- Do not leave compressed gas cylinders unsecured for any period of time, even temporarily. Any new gas distribution systems, using metal or plastic tubing, must be pressure tested (leak tested) before use.
- All biohazardous materials must be properly packaged and only moved by properly trained laboratory staff. Non-laboratory personnel (including moving company staff) or untrained laboratory personnel are not permitted to move biohazardous materials.
- Biosafety Cabinet (BSC) must be thoroughly decontaminated, both the inside and outside of the cabinet. The BSC will have to be recertified by a third party vendor if it is moved to another location. Check with the manufacturers guidelines before moving your BSC.
NOTE: All of the following steps must be coordinated through one of the EHS staff members from the Radiation Safety Group. Please keep in mind that advance notification of your planned move is required.
- No space may be occupied for the use of radioisotopes until the area has been setup by EHS Radiation Safety staff. Contact Environmental Health and Safety at 607-255-8200 for more information.

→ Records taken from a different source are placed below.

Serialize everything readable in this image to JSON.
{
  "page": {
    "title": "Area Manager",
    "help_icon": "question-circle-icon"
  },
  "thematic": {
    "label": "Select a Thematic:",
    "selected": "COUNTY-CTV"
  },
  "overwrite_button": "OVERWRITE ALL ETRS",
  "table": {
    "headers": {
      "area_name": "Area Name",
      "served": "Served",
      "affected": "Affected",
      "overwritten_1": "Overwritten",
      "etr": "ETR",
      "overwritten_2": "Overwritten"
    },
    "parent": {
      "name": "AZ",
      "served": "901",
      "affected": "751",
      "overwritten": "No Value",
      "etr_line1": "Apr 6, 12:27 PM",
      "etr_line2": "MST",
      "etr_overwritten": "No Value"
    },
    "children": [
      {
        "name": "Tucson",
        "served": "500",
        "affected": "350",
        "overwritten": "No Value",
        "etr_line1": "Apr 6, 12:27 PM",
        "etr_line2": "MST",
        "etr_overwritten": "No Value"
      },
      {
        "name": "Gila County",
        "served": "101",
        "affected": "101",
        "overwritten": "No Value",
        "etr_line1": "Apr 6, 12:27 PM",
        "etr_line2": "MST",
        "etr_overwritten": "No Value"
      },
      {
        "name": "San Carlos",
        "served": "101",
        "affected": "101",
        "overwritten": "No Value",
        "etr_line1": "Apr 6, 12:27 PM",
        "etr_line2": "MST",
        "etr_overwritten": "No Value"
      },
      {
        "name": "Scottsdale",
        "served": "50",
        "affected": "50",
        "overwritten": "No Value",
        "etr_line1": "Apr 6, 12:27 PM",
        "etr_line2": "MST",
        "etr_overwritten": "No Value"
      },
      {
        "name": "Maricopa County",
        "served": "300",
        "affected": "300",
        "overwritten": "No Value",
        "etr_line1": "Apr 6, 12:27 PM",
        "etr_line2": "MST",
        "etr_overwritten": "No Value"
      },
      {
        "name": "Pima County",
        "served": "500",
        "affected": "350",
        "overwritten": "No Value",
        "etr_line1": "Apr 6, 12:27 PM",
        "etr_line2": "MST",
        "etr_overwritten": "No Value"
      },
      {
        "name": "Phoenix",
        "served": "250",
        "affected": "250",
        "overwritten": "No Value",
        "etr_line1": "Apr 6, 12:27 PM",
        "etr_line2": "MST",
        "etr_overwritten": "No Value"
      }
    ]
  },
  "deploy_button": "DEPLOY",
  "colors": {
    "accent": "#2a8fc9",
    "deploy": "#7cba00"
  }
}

- Any equipment to be handled by movers and not by laboratory staff must be certified as contamination free before the equipment is moved.
- Only properly trained staff may move radioactive materials and small equipment used with radioactive materials. All materials must be properly packaged and shielded.

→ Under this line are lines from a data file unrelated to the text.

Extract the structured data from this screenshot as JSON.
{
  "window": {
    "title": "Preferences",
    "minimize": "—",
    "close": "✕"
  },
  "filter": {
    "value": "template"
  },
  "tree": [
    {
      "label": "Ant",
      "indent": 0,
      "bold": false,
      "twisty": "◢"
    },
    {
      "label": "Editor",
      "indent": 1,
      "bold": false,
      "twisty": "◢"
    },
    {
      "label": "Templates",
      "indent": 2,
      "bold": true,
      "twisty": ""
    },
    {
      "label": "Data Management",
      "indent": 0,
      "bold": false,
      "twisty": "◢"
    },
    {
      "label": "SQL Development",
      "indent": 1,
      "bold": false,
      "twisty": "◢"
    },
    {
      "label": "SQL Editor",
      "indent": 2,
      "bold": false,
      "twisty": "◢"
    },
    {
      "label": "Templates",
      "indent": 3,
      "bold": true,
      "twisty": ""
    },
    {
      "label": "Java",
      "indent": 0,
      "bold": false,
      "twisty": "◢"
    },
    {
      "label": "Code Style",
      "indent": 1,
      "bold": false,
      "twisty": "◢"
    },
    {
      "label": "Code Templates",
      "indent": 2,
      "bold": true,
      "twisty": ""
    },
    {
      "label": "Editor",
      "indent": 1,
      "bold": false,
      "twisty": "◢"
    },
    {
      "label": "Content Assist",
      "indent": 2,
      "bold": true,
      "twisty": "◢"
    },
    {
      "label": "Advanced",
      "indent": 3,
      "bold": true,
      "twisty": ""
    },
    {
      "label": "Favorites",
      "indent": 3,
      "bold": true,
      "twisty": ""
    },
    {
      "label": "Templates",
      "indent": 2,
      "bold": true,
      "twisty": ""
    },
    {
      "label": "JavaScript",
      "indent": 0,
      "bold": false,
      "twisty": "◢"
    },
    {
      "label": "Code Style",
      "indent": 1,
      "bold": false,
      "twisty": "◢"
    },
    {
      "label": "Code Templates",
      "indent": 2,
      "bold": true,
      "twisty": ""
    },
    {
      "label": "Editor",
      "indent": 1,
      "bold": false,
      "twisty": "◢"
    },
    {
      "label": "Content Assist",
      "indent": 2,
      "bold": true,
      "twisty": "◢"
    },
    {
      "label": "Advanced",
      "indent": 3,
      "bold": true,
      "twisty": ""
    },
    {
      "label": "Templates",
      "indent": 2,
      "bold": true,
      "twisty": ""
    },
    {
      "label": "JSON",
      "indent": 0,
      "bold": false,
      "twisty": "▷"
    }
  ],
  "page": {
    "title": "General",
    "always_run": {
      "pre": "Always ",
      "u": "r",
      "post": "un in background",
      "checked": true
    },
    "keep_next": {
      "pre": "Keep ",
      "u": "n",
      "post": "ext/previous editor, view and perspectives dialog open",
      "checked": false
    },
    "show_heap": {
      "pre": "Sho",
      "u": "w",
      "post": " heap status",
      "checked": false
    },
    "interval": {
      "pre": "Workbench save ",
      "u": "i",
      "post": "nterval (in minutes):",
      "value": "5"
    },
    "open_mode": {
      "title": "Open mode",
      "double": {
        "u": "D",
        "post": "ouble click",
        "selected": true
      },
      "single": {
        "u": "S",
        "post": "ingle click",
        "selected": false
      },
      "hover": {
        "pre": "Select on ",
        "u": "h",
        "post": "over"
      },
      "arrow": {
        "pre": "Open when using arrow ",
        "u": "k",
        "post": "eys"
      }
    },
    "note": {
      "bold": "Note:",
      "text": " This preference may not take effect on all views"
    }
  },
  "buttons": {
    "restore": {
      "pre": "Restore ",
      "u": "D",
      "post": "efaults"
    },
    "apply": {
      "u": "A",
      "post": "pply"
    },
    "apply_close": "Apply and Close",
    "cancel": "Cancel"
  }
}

- All vacated rooms must be certified as contamination free before they are turned over to custodians, maintenance workers, or new lab occupants. Contact the Environmental Health and Safety Radiation Safety Group at 607-255-8200 for more information.
Decommissioning Facilities and Equipment:
Laboratory renovations may require more formal decommissioning procedures of both facilities and equipment depending on the extent of renovation and the past use of the room and/or facility. The purpose of decommissioning procedures includes:
- Decommissioning labs require standardized processes, strategies, and validation methods for screening and characterization of hazardous debris and other regulated waste streams and for compliance with hazardous waste regulations.
- Strategies to minimize generation of regulated wastes, to encourage on on-site treatment, and decontamination technologies and to maximize recycling/recovery of materials from biological/chemical must also be considered.
- Cost-benefit analysis of decontamination and recycling versus disposal without decontamination.
Areas and materials of concern for decommissioning of facilities and equipment include:
- Asbestos containing materials – floor tiles, insulation, fireproofing, fume hood panels
- Chemical and biological contamination and/or spills
- Fluorescent light bulbs
- Fume hoods
- Biological Safety Cabinets (HEPA filters)
- Gas cylinders and lecture bottles
- Lead shielding
- Mercury sources – sink traps, thermometers, switches, etc.
- PCBs – window caulking, transformers, ballasts, etc.
- Reaction chambers
- RCRA heavy metals
- Unknown chemicals
- Vacuum pumps
- …and other materials and equipment
Specific roles and responsibilities for decommissioning activities include:
Provide technical guidance on expectations of the decommissioning or moving of equipment and facilities and hazardous waste disposal
- Ensure compliance with EHS laws, regulations, policies and guidelines
- Provide continual review of project decommissioning as new information is obtained
- Perform or review appropriate risk assessments
Research staff members roles/responsibilities:
- Communicate needs and concerns with lab and equipment decommissioning
- Provide to EHS with historical use of biohazardous materials, radioactive materials, and hazardous chemical usage for decontamination analysis
- Segregate chemicals in accordance to the compatibility and pack them into a sturdy container/box for transportation. EHS can provide research groups with information and assistance with segregation and proper packaging of hazardous chemicals
- Clean work and storage surfaces with soap and water, with special attention given to areas with visible decontamination.
- Identify biological/chemical contaminated area(s) that they cannot be cleaned by researchers and work with EHS to facilitate decontamination of these area(s)